Chemicals are commonly used in a variety of processes in one form or another and just about every worksite has chemicals present. Exposure to chemical might be accompanied by warning signs or it could be an odourless, colourless gas.
• Toxic – Chemicals that can have a poisonous effect on a worker.
• Irritant – Chemicals causing an inflammatory effect.
• Combustible liquids – A liquid that combusts after being exposed to high temperatures.
• Corrosive – Chemicals causing visible destruction or alteration.
• Sensitizer – Chemicals causing an allergic reaction in tissues.
• Flammable liquids – a liquid that emits vapours that may catch fire.
A few of the most common compounds:
• Benzene – this is a toxic substance which is colourless with a sweet odour.
• Hydrogen sulphide – this is a flammable gas which is colourless with an intense odour like the smell of rotten eggs.
• Hexavalent chromium compounds – this is usually formed during hot work welding of chromium containing metals.
• Carbon monoxide – this is a tasteless gas, which is less dense than air.
Potential health effect includes:
• Asthma being triggered by a substance at work.
• Losing consciousness because of being overcome by fumes.
• Infection from bacteria and other micro-organisms.
• Skin irritation or dermatitis because of skin contact.
• Cancer, which may appear long after the exposure to the substance that caused it.
Routes of entry:
• Absorption – substance that is in contact with the eyes or skin, this is normally increased through cuts and skin abrasions but may be either absorbed into the body or cause of local effect.
• Injection – substance that is taken through the body by the bloodstream, this may be a result from a mechanical injury from contaminated sharp objects such as blades, glass, hypodermic needles etc.
• Ingestion – substance that is taken through the body by mouth.

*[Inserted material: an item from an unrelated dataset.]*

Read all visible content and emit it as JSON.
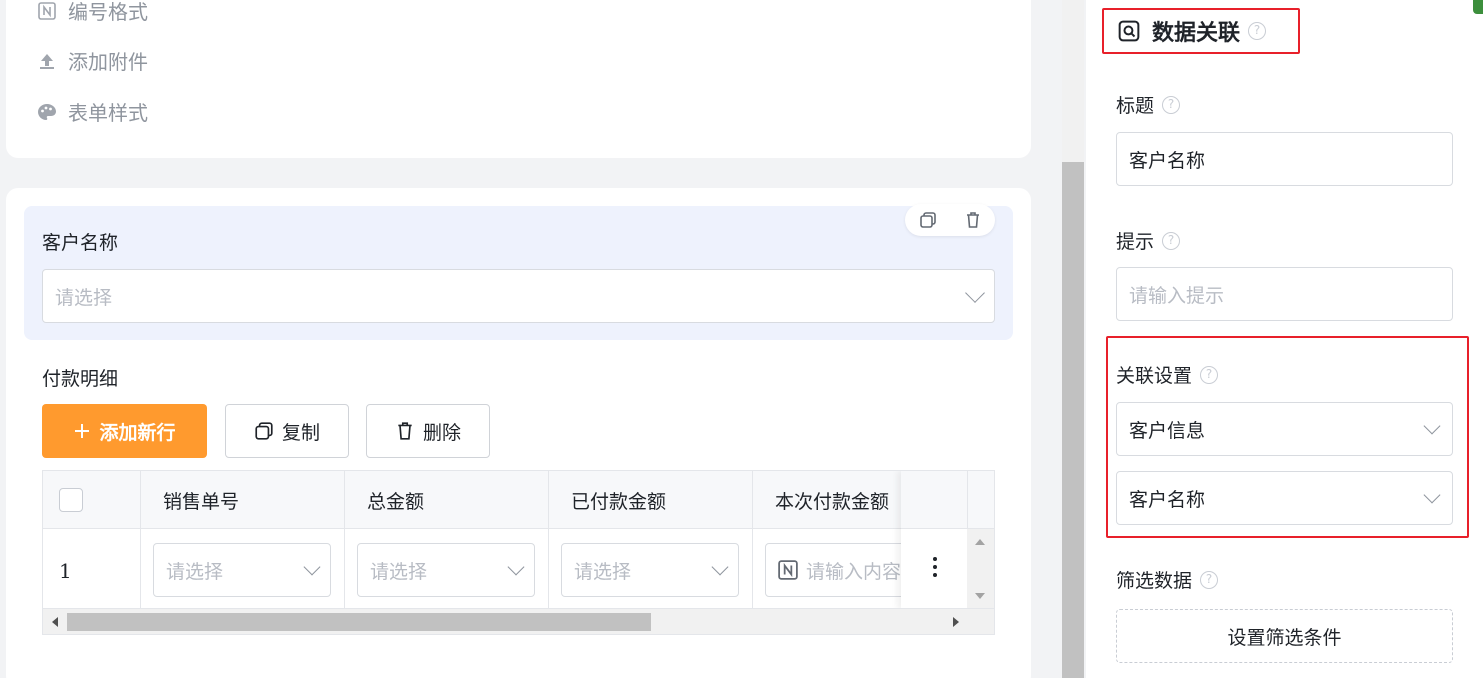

This may be a result from eating in a contaminated work area or hand to mouth actions such as biting finger nails, smoking, pens in mouth etc.
• Inhalation – substance that is taken through the body by breathing it in. airborne contaminants can be easily absorbed through the tissue due to very tiny bloody vessels that are in constant contact with the air we breathe in. this is generally the most important route of entry.
• Spills should be reported immediately.
• Make sure you keep chemicals in their original container.
• Ensure every worker that’s handling or around the chemicals to use all the proper PPE, including a gas meter when appropriate.
• If chemical exposure has occurred, then the worker should seek the necessary medical assistance.
• Flammable and combustible chemicals should not be near heat sources.
• Make sure everyone is aware and look out for chemical warning signs.
• If chemicals are splashed onto clothing, the clothing you or the worker is wearing should be removed immediately.
• Always read labels when dealing with chemicals.
• Make sure you wash thoroughly before eating, drinking or smoking.